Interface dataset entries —
=== Section Start ===

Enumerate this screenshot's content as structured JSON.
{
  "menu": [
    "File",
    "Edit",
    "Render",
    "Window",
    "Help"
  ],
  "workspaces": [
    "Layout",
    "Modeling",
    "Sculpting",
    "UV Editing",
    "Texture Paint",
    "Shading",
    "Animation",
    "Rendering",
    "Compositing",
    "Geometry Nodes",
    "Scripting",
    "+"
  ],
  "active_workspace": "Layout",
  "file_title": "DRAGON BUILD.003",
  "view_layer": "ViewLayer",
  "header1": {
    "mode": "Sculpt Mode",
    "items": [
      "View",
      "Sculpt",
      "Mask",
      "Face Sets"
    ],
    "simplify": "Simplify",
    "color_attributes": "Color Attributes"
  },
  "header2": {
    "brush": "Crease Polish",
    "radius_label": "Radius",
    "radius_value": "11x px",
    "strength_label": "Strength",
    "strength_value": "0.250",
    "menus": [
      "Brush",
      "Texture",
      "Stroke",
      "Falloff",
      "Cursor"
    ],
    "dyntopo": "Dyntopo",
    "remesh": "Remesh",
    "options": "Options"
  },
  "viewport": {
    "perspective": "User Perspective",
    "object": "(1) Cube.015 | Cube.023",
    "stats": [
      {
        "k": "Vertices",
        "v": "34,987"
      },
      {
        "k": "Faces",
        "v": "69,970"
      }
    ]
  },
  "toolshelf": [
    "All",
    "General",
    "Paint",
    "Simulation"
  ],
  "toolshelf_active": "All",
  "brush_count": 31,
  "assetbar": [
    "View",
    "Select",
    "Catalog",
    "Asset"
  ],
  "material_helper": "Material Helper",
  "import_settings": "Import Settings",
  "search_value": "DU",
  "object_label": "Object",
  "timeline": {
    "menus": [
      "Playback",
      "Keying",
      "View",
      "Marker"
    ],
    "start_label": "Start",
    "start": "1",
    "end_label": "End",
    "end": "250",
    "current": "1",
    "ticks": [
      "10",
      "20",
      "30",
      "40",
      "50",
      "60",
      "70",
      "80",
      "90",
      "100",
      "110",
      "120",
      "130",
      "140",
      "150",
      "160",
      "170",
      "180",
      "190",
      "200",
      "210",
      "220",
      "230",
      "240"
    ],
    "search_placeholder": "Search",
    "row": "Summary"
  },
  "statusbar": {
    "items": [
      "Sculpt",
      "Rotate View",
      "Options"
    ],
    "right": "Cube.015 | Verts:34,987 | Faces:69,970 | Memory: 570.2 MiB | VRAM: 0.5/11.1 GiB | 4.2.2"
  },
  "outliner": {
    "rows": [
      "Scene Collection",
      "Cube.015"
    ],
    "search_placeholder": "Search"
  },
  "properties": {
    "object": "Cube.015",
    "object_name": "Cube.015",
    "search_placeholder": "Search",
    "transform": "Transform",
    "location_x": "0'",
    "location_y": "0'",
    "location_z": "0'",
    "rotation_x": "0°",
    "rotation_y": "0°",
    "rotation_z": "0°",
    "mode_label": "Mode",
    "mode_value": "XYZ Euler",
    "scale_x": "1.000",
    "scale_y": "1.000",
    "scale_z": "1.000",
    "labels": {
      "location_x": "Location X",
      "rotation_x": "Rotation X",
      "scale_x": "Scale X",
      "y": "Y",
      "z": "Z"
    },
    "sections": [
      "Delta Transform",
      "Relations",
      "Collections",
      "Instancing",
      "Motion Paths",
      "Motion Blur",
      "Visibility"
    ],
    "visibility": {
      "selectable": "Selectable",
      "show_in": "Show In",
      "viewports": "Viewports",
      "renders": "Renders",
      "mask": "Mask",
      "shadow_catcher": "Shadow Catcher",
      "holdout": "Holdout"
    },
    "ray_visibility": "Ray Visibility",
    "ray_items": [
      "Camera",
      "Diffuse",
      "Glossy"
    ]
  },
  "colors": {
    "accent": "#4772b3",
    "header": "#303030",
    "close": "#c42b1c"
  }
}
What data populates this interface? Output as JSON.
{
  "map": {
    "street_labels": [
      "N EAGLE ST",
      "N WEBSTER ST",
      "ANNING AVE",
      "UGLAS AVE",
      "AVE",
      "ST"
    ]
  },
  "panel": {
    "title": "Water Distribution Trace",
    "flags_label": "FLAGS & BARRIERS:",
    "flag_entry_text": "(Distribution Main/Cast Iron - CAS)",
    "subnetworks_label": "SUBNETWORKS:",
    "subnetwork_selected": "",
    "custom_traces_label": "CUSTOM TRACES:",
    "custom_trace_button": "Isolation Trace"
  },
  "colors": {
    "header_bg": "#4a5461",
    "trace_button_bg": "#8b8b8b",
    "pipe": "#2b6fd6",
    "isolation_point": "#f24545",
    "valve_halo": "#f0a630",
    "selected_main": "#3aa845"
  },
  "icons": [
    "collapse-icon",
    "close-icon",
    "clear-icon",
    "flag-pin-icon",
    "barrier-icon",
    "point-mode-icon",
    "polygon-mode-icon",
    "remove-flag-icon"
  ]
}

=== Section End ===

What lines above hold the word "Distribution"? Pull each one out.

    "title": "Water Distribution Trace",
    "flag_entry_text": "(Distribution Main/Cast Iron - CAS)",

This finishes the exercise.